The Gaylord Building, constructed in 1838 in the downtown historic district of Lockport, Illinois, and on the canalside there, played a pivotal role in the construction of the Illinois and Michigan Canal. It is on the United States National Register of Historic Places, and is one of 29 Historic Sites of the National Trust for Historic Preservation. It is constructed of yellow limestone, a common construction material in north central Illinois. It has an Italianate three story addition added in 1859. After falling into disrepair, it was the focus of a concerted restoration and preservation effort that began in 1983, which was later noted as setting a model for such efforts.
The Illinois and Michigan Canal, begun in 1836 and finished in 1848, and spanning 96 miles (154 km), was the last link in a waterway connecting the Great Lakes, the Gulf of Mexico via the Port of New Orleans and the Atlantic Ocean via the Port of New York. Lockport, situated about 1/3 of the way from the starting point (the Bridgeport neighborhood in Chicago on the Chicago River) and the end point (LaSalle, Illinois on the Illinois River), was a natural location for canal planning, staging and warehousing operations. The I&M canal headquarters were thus in Lockport.
Little progress on canal construction was made during the first two years,due to difficulties in securing supplies and manpower, most of which had to be brought from the East Coast. In the 1830s, this far west, most areas, even a few miles out from major settlements such as Chicago, were essentially wilderness, and Lockport had no warehouse large enough to house all the materials shipped in to foster canal construction, so the canal authorities decided to build one. There was some controversy at the time over the use of state funds to pay for it.
The choice of material used, given the frontier nature of the town, was surprising to some. However this area of Illinois has large deposits of yellow limestone, in some cases just below the surface. Some sources say the building uses some stone taken directly from the canal excavation. The building was constructed between May and September 1838 under the supervision of two brothers, Erastus and William Newton, who were contractors on the I&M Canal, at a cost of USD $4,014.29, a substantial sum at the time. Use of yellow limestone may have started a trend.
On completion of the canal in 1848 the building was surplus to requirements, so the Canal Board of Trustees briefly rented, and then sold, the building. It passed through a number of owners, but was owned for a long period in the mid-19th century by George Gaylord (1820–1883), a prominent Lockport merchant, Shortly after Gaylord’s death Norton & Company, who owned other properties in Lockport, bought the building for $7,500. The many warehouses in Lockport were quite busy.

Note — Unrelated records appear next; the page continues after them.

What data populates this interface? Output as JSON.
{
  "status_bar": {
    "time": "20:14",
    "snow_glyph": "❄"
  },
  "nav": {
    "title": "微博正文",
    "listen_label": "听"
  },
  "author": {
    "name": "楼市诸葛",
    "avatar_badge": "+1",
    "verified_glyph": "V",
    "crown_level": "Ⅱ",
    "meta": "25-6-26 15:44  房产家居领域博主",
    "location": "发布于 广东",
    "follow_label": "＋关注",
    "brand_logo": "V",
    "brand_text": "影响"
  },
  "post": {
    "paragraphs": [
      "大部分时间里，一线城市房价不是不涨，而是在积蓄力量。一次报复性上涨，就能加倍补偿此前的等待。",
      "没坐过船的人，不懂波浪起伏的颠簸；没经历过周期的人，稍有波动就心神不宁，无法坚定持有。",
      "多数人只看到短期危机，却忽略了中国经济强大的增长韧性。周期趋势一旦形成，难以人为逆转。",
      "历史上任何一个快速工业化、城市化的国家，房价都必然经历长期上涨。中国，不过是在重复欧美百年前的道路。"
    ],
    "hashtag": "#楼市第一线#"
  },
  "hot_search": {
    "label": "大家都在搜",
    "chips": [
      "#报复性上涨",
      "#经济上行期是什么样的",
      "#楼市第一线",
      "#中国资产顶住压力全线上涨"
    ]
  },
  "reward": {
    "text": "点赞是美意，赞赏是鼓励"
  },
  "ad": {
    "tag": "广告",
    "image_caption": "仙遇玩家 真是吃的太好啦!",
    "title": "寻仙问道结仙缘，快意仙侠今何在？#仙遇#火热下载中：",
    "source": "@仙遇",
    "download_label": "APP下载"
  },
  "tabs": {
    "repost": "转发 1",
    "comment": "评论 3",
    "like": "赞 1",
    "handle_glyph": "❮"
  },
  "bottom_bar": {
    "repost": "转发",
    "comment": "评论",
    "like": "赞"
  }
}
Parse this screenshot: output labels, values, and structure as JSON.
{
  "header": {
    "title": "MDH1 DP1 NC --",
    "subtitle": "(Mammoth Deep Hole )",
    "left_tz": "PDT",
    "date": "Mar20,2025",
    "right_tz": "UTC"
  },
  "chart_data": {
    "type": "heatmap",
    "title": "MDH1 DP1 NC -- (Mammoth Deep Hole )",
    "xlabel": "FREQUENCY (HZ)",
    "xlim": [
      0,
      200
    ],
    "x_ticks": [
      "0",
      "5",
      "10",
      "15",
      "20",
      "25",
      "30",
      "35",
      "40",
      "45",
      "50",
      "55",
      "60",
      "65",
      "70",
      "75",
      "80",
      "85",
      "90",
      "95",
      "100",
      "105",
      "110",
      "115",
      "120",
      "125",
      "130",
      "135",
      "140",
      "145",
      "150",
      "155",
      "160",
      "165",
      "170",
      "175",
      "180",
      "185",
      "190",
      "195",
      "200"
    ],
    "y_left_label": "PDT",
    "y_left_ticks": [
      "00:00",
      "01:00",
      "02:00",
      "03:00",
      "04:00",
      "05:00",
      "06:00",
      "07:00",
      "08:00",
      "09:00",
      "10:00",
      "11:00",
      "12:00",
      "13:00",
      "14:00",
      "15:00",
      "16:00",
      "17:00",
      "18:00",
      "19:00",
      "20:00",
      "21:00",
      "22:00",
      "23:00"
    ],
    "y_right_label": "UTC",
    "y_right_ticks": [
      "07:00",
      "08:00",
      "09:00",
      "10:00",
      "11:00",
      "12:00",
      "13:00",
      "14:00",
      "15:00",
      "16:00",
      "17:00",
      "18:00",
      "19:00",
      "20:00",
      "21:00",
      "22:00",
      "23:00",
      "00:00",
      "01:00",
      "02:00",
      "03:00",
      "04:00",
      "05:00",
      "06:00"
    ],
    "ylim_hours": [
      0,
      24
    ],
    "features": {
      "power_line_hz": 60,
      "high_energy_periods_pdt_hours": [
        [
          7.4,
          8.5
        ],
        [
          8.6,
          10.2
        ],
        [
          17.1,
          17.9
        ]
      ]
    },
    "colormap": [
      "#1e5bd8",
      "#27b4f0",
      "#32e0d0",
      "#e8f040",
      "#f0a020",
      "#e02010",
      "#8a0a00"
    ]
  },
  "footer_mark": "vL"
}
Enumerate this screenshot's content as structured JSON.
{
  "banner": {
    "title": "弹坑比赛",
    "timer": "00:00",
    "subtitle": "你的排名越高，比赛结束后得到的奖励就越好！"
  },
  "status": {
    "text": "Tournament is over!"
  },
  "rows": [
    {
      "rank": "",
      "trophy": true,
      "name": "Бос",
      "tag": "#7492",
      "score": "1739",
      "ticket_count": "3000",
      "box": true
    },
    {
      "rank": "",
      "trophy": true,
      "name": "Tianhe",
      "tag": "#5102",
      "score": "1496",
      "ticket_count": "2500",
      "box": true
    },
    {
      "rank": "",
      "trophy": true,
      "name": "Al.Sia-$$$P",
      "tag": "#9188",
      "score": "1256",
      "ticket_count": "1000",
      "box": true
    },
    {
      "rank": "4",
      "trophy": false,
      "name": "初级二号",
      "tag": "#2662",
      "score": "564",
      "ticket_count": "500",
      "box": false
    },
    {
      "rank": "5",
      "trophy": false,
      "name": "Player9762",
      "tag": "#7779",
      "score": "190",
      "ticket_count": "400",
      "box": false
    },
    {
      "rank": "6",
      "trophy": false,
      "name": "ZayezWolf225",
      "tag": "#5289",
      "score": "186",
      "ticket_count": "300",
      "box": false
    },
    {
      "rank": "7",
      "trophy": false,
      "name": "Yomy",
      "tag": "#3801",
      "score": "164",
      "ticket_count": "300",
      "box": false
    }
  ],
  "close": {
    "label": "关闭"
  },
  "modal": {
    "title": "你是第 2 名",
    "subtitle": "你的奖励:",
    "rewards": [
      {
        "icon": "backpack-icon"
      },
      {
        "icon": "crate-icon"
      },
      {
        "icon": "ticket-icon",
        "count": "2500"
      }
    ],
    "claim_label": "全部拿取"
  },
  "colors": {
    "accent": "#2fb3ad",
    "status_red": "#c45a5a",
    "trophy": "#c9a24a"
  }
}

The 1859 addition was in a significantly different style. The property continued to change hands, going through many uses, as a warehouse, machine shop, foundry, printing facility, and finally (with an addition of a third story on the original section) a plumbing supply warehouse.
In 1983 Gaylord Donnelley, George Gaylord's multimillionaire grandson and the retired chairman of Chicago’s R. R. Donnelley & Sons publishing house, became interested in the building (reportedly on the urging of his niece). He formed a private development company, The Gaylord Lockport Company, named for Donnelley’s grandfather, and spent four years and $2.8 million restoring the derelict building to its former beauty, including removing the third story and restoring the roofline as it was in 1859.
At the same time, impetus was growing for the creation of a Heritage Corridor to document, preserve and interpret the I&M Canal, and in 1984 President Ronald Reagan signed the legislation to create it. In 1987 the building opened to the public, featuring the Public Landing restaurant and a museum featuring canal exhibits. Reagan recognized the Gaylord Building and the project by personally presenting Mr. Donnelley with a President’s Award for Historic Preservation, and the project and became a model for preserving historic sites for new uses.
The National Trust for Historic Preservation now owns the Gaylord Building Historic Site and the Canal Corridor Association manages it as part of the Lockport National Historic District . The building is a hub of canal exhibits, tours and programs. The canal trail runs past the building along the old canal towpath, and it leads visitors to other parts of historic downtown Lockport, including the Norton Building, home to the Illinois State Museum Lockport Gallery.